A Comprehensive Guide to Buying Gold Jewelry.

When shopping for fine jewelry, there's a ton of information to digest.  If gold is your choice of metal, do you want white, pink, yellow, green?? What about karats? 14k, 18k?  And what is the difference between solid and fill?   What does it all mean? We wanted to give you a clear, comprehensive guide - to help you make the best choice for your lifestyle.

 

So, what does karat mean?

Let's start with color and karat, because they go hand and hand.  So, if the gold in jewelry is less than 24k, it is actually an "alloy". An alloy is a mixture of various metals.  Karats are used to grade the purity of said alloys. The other metals in an alloy help with the durability of the metal, while helping with affordability. 

Here's a bit of a breakdown - to be considered gold in the US, the content of a gold alloy has to be at least 9k which is 37.5% gold, with the rest composed other metals.  Going up from there, the most common waypoints are 10k(41.7%), 14k(58.3%), 18k(75%), and 22k(91.7%) and 24k which is pure gold.  

The higher percentage of gold, the more intense of a yellow color it will have.  The other metals in an alloy also determine the color.  Pink or rose gold for example, has copper as part of it's makeup, to create that lovely rose-y color.  White gold can get its color from nickel, silver, zinc or palladium (Lackadazee uses palladium white gold exclusively). White gold is actually not a bright white color, light you often see in contemporary jewelry stores.  This is due to rhodium plating as a final process of making.  White gold in its raw form is a yellowish gray, which is much more beautiful than it sounds.  Rhodium plating takes maintenance, and generally speaking, white gold jewelry with this treatment needs attention every 1-2 years.

 

What gold-fill is and why we don't use it.

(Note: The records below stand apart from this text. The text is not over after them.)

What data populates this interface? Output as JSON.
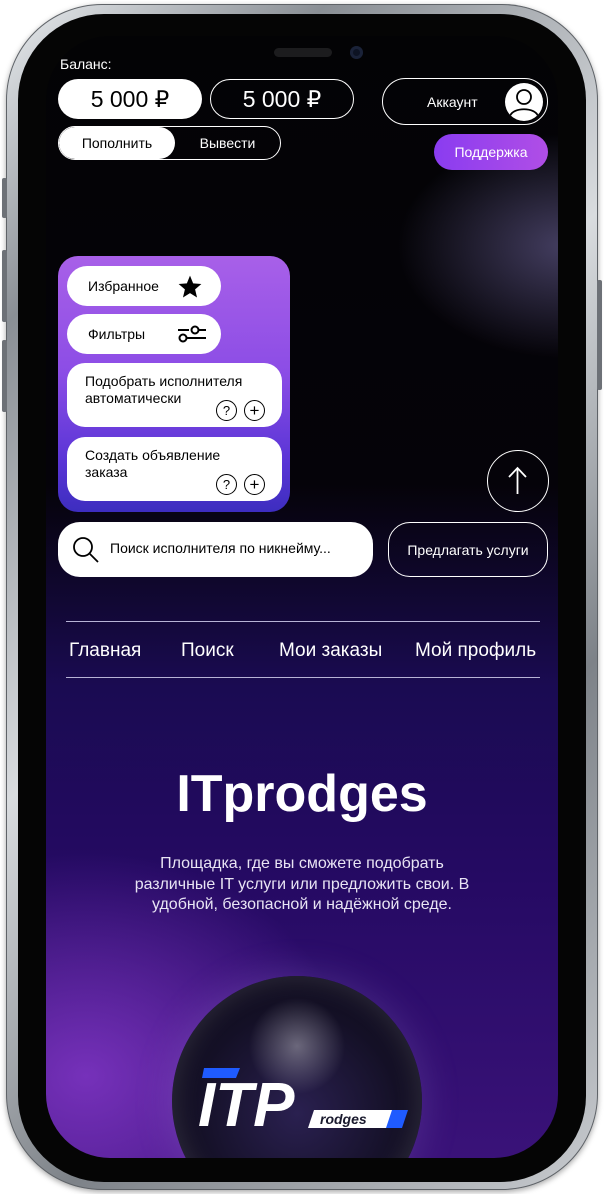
{
  "header": {
    "balance_label": "Баланс:",
    "balance_primary": "5 000 ₽",
    "balance_secondary": "5 000 ₽",
    "account_label": "Аккаунт",
    "topup_label": "Пополнить",
    "withdraw_label": "Вывести",
    "support_label": "Поддержка"
  },
  "menu": {
    "favorites_label": "Избранное",
    "filters_label": "Фильтры",
    "auto_pick_label": "Подобрать исполнителя автоматически",
    "create_ad_label": "Создать объявление заказа",
    "help_glyph": "?",
    "add_glyph": "+"
  },
  "search": {
    "placeholder": "Поиск исполнителя по никнейму...",
    "offer_services_label": "Предлагать услуги"
  },
  "nav": {
    "items": [
      {
        "label": "Главная"
      },
      {
        "label": "Поиск"
      },
      {
        "label": "Мои заказы"
      },
      {
        "label": "Мой профиль"
      }
    ]
  },
  "hero": {
    "title": "ITprodges",
    "description": "Площадка, где вы сможете подобрать различные IT услуги или предложить свои. В удобной, безопасной и надёжной среде.",
    "logo_text_big": "ITP",
    "logo_text_small": "rodges"
  },
  "colors": {
    "accent_purple": "#8a3cf0",
    "card_gradient_top": "#a860e8",
    "card_gradient_bottom": "#3d2dbf",
    "logo_blue": "#1f5bff"
  },
  "icons": [
    "star-icon",
    "filter-sliders-icon",
    "help-icon",
    "add-icon",
    "arrow-up-icon",
    "search-icon",
    "user-icon"
  ]
}
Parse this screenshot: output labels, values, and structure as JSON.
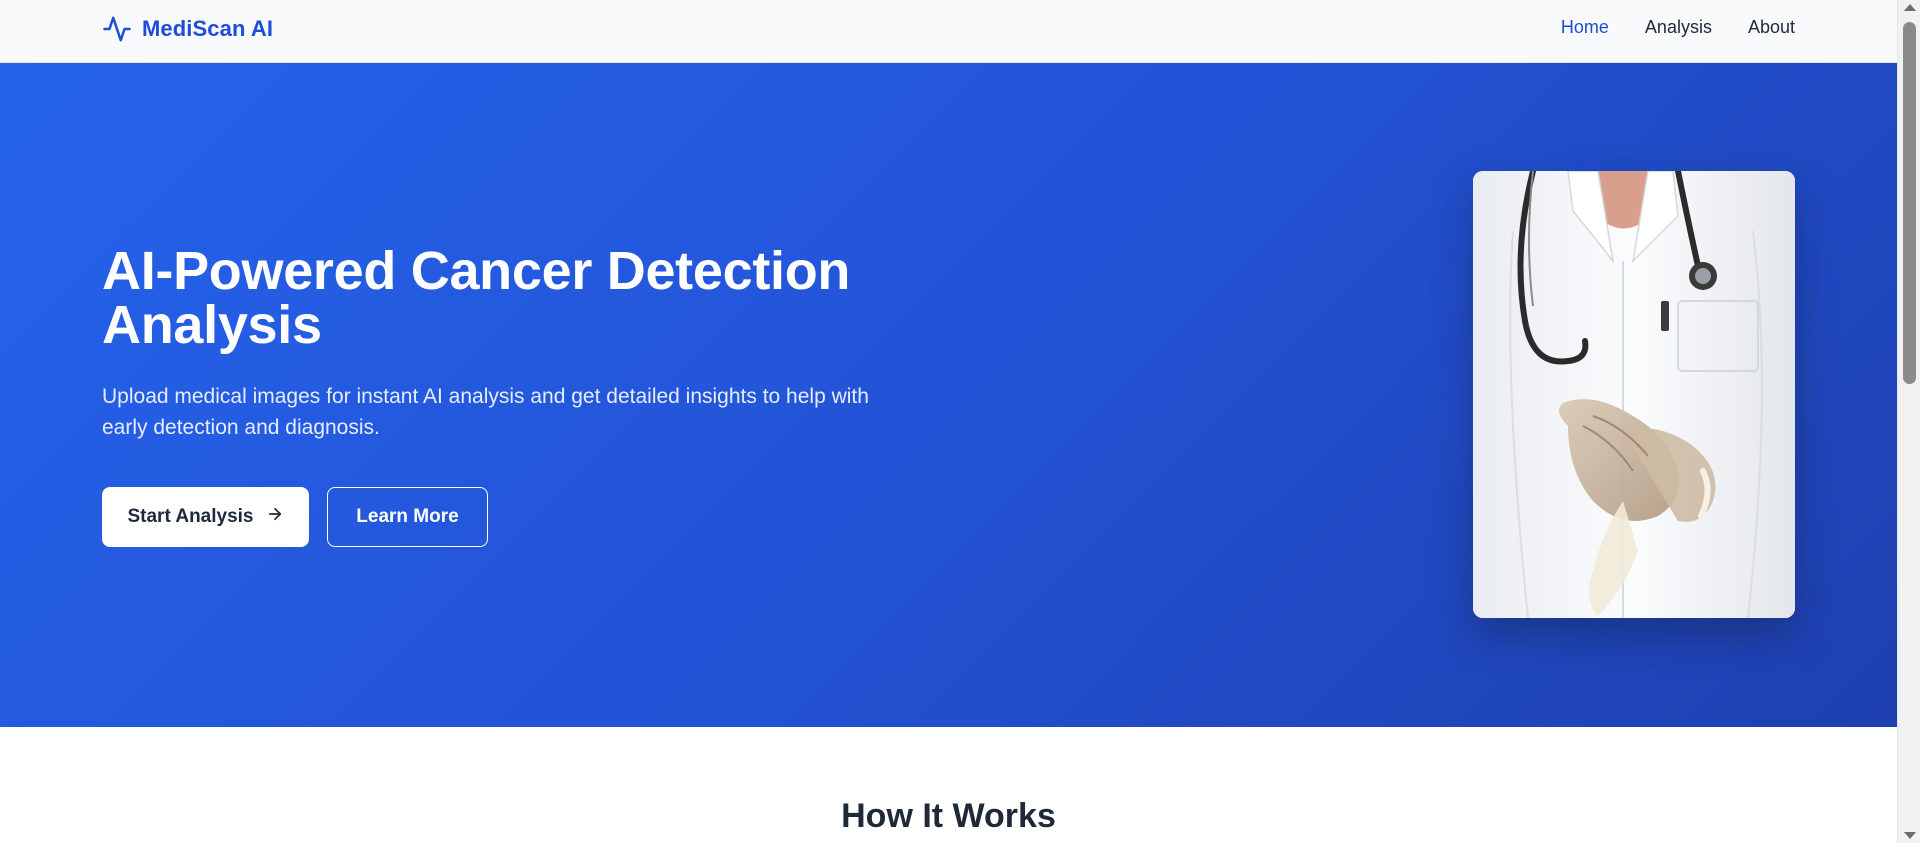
{
  "header": {
    "brand_name": "MediScan AI",
    "brand_icon": "activity-pulse-icon",
    "nav": [
      {
        "label": "Home",
        "active": true
      },
      {
        "label": "Analysis",
        "active": false
      },
      {
        "label": "About",
        "active": false
      }
    ]
  },
  "hero": {
    "title": "AI-Powered Cancer Detection Analysis",
    "subtitle": "Upload medical images for instant AI analysis and get detailed insights to help with early detection and diagnosis.",
    "primary_button": {
      "label": "Start Analysis",
      "icon": "arrow-right-icon"
    },
    "secondary_button": {
      "label": "Learn More"
    }
  },
  "section": {
    "title": "How It Works"
  },
  "colors": {
    "brand": "#1d4ed8",
    "hero_gradient_start": "#2563eb",
    "hero_gradient_end": "#1e40af",
    "text_dark": "#1f2937"
  }
}
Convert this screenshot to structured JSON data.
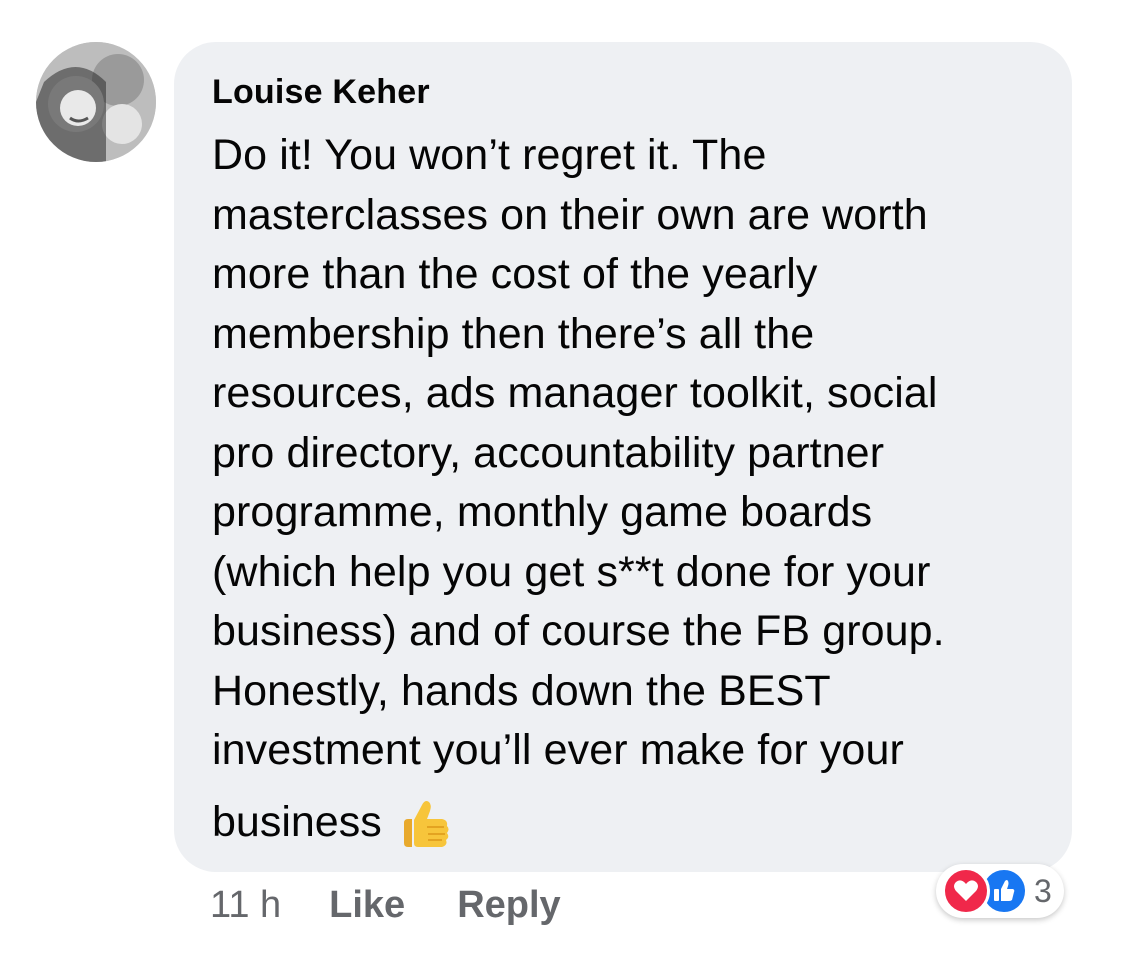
{
  "comment": {
    "author": "Louise Keher",
    "text": "Do it! You won’t regret it. The\nmasterclasses on their own are worth\nmore than the cost of the yearly\nmembership then there’s all the\nresources, ads manager toolkit, social\npro directory, accountability partner\nprogramme, monthly game boards\n(which help you get s**t done for your\nbusiness) and of course the FB group.\nHonestly, hands down the BEST\ninvestment you’ll ever make for your",
    "tail": "business",
    "tail_emoji": "thumbs-up-icon"
  },
  "actions": {
    "time": "11 h",
    "like_label": "Like",
    "reply_label": "Reply"
  },
  "reactions": {
    "icons": [
      "love-reaction-icon",
      "like-reaction-icon"
    ],
    "count": "3"
  },
  "colors": {
    "bubble_bg": "#eef0f3",
    "meta_text": "#65676b",
    "love": "#f0284a",
    "like": "#1877f2",
    "thumbs_emoji": "#f7c53b"
  }
}
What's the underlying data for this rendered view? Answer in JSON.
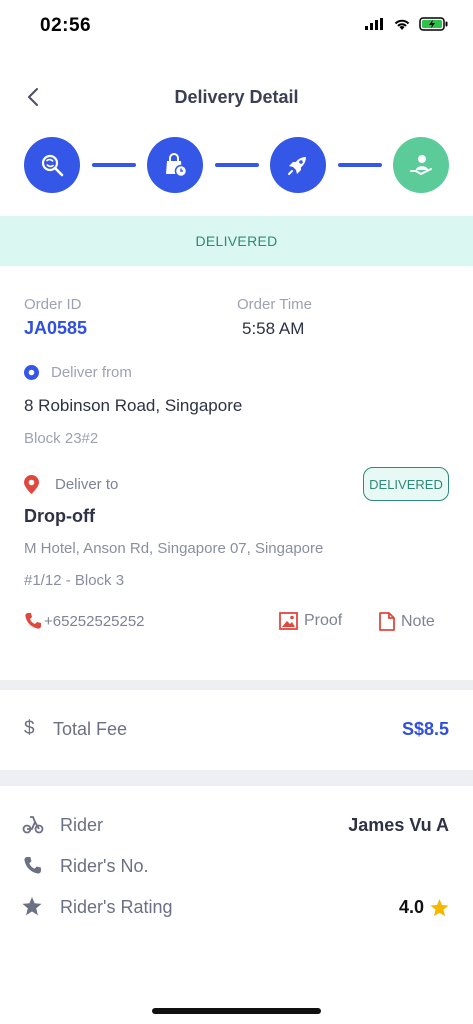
{
  "status_bar": {
    "time": "02:56"
  },
  "header": {
    "title": "Delivery Detail"
  },
  "steps": [
    {
      "icon": "search-refresh-icon",
      "color": "#3457e8"
    },
    {
      "icon": "bag-clock-icon",
      "color": "#3457e8"
    },
    {
      "icon": "rocket-icon",
      "color": "#3457e8"
    },
    {
      "icon": "hand-receive-icon",
      "color": "#5ccb9a"
    }
  ],
  "status_banner": "DELIVERED",
  "order": {
    "id_label": "Order ID",
    "id_value": "JA0585",
    "time_label": "Order Time",
    "time_value": "5:58 AM"
  },
  "pickup": {
    "label": "Deliver from",
    "address": "8 Robinson Road, Singapore",
    "detail": "Block 23#2"
  },
  "dropoff": {
    "label": "Deliver to",
    "badge": "DELIVERED",
    "title": "Drop-off",
    "address": "M Hotel, Anson Rd, Singapore 07, Singapore",
    "detail": "#1/12 - Block 3",
    "phone": "+65252525252",
    "proof_label": "Proof",
    "note_label": "Note"
  },
  "fee": {
    "label": "Total Fee",
    "value": "S$8.5"
  },
  "rider": {
    "name_label": "Rider",
    "name_value": "James Vu A",
    "number_label": "Rider's No.",
    "rating_label": "Rider's Rating",
    "rating_value": "4.0"
  },
  "colors": {
    "primary": "#3457e8",
    "success": "#5ccb9a",
    "danger": "#e0483f",
    "banner_bg": "#dbf7f1"
  }
}
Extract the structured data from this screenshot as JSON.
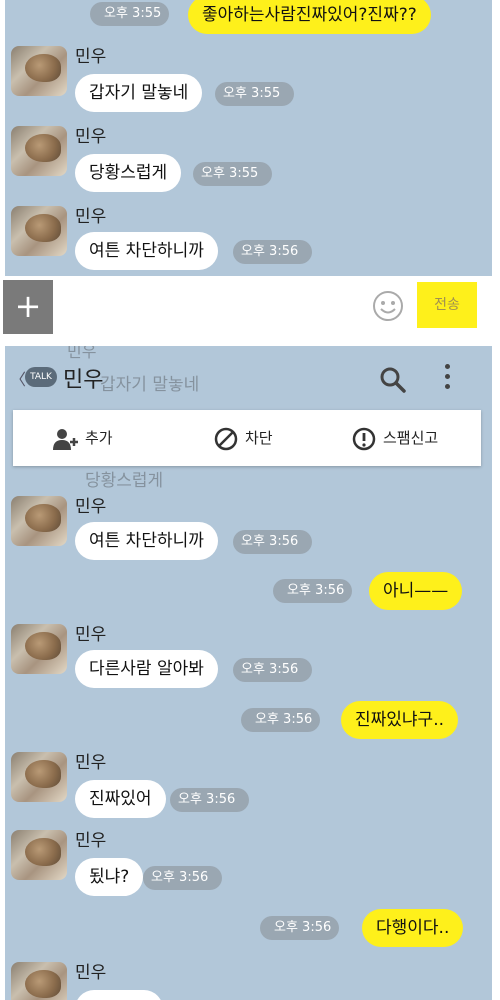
{
  "top": {
    "sent_first": {
      "time": "오후 3:55",
      "text": "좋아하는사람진짜있어?진짜??"
    },
    "messages": [
      {
        "sender": "민우",
        "text": "갑자기 말놓네",
        "time": "오후 3:55"
      },
      {
        "sender": "민우",
        "text": "당황스럽게",
        "time": "오후 3:55"
      },
      {
        "sender": "민우",
        "text": "여튼 차단하니까",
        "time": "오후 3:56"
      }
    ]
  },
  "input_bar": {
    "plus_label": "+",
    "send_label": "전송",
    "emoji_icon": "smiley-icon"
  },
  "header": {
    "back_label": "〈",
    "talk_label": "TALK",
    "title": "민우",
    "ghost_text": "갑자기 말놓네"
  },
  "actions": {
    "add": "추가",
    "block": "차단",
    "report": "스팸신고"
  },
  "bottom": {
    "ghost_text": "당황스럽게",
    "m1": {
      "sender": "민우",
      "text": "여튼 차단하니까",
      "time": "오후 3:56"
    },
    "s1": {
      "text": "아니——",
      "time": "오후 3:56"
    },
    "m2": {
      "sender": "민우",
      "text": "다른사람 알아봐",
      "time": "오후 3:56"
    },
    "s2": {
      "text": "진짜있냐구..",
      "time": "오후 3:56"
    },
    "m3": {
      "sender": "민우",
      "text": "진짜있어",
      "time": "오후 3:56"
    },
    "m4": {
      "sender": "민우",
      "text": "됬냐?",
      "time": "오후 3:56"
    },
    "s3": {
      "text": "다행이다..",
      "time": "오후 3:56"
    },
    "m5": {
      "sender": "민우"
    }
  }
}
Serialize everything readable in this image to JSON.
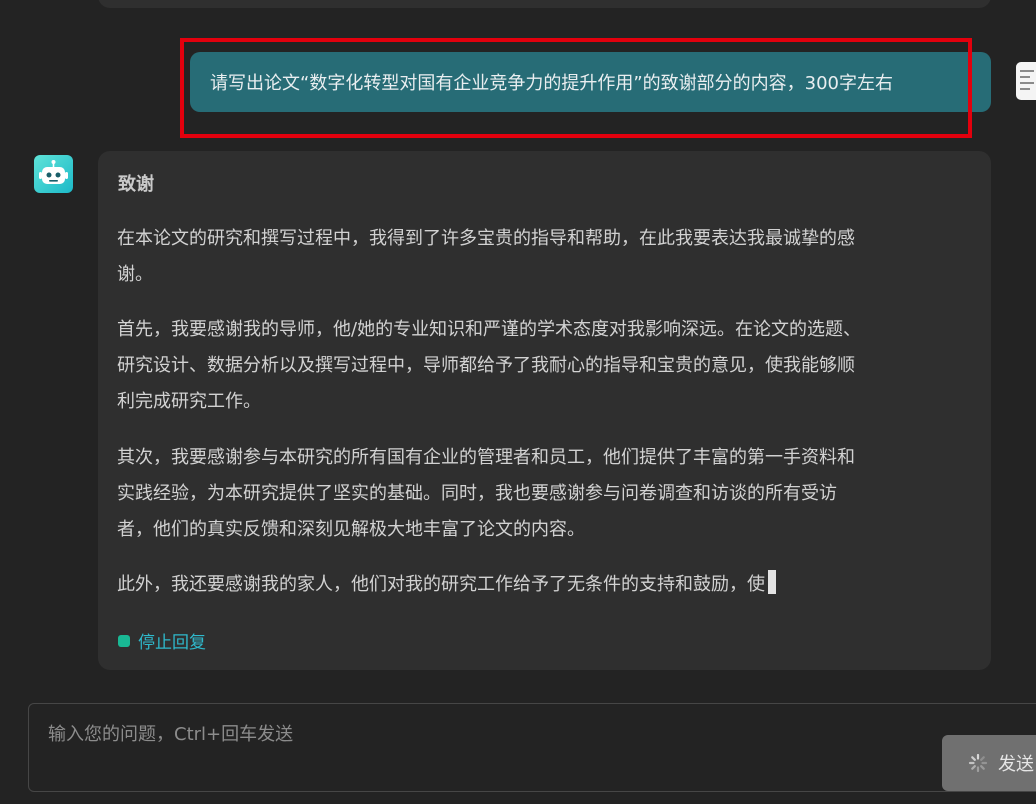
{
  "user_message": {
    "text": "请写出论文“数字化转型对国有企业竞争力的提升作用”的致谢部分的内容，300字左右"
  },
  "bot_response": {
    "title": "致谢",
    "paragraphs": [
      [
        "在本论文的研究和撰写过程中，我得到了许多宝贵的指导和帮助，在此我要表达我最诚挚的感",
        "谢。"
      ],
      [
        "首先，我要感谢我的导师，他/她的专业知识和严谨的学术态度对我影响深远。在论文的选题、",
        "研究设计、数据分析以及撰写过程中，导师都给予了我耐心的指导和宝贵的意见，使我能够顺",
        "利完成研究工作。"
      ],
      [
        "其次，我要感谢参与本研究的所有国有企业的管理者和员工，他们提供了丰富的第一手资料和",
        "实践经验，为本研究提供了坚实的基础。同时，我也要感谢参与问卷调查和访谈的所有受访",
        "者，他们的真实反馈和深刻见解极大地丰富了论文的内容。"
      ],
      [
        "此外，我还要感谢我的家人，他们对我的研究工作给予了无条件的支持和鼓励，使"
      ]
    ],
    "stop_label": "停止回复"
  },
  "input": {
    "placeholder": "输入您的问题，Ctrl+回车发送",
    "value": ""
  },
  "send_button": {
    "label": "发送",
    "icon": "loading-spinner-icon"
  },
  "colors": {
    "background": "#232323",
    "card": "#2f2f2f",
    "user_bubble": "#276c76",
    "highlight_border": "#e3000d",
    "bot_avatar_gradient": [
      "#5fe3d8",
      "#1cb9c8"
    ],
    "stop_dot": "#19b894",
    "stop_text": "#2fb9cc",
    "send_button": "#707070"
  }
}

You can buy gold in three-forms - plate, fill, and solid.  Plate is pretty straight forward - a thin layer is "plated" to the piece with a super thin layer of gold using electricity.  The issue with this process, is your left with a piece of jewelry that can't be worn after a short amount of time - which isn't great for the environment or your pocket book. 

Gold-fill on the other hand, is base metal is rolled by machine with a layer of gold on top.  Gold-fill is marketed as an affordable option for the same look as solid gold. The problem with gold-fill is its incredibly difficult to recycle, and doesn't hold the same heirloom value as solid gold.  The recycling process is chemically intensive, and requires the use nitric acid. 

 

What about Vermeil?

All of that aside, We will say there is a type of plating that we love, because it lends itself to affordability and sustainability(it terms of slow fashion).

Vermeil is the process of plating solid sterling silver with a thick layer of 10k-24k gold.  After the gold weathers away, a beautiful and durable jewelry piece still exists in sterling silver.

 

We hope this is informative and takes the mystery away.  We love what we do, so please don't hesitate to reach out if you have any questions.  

 

Stay gold, ya'll.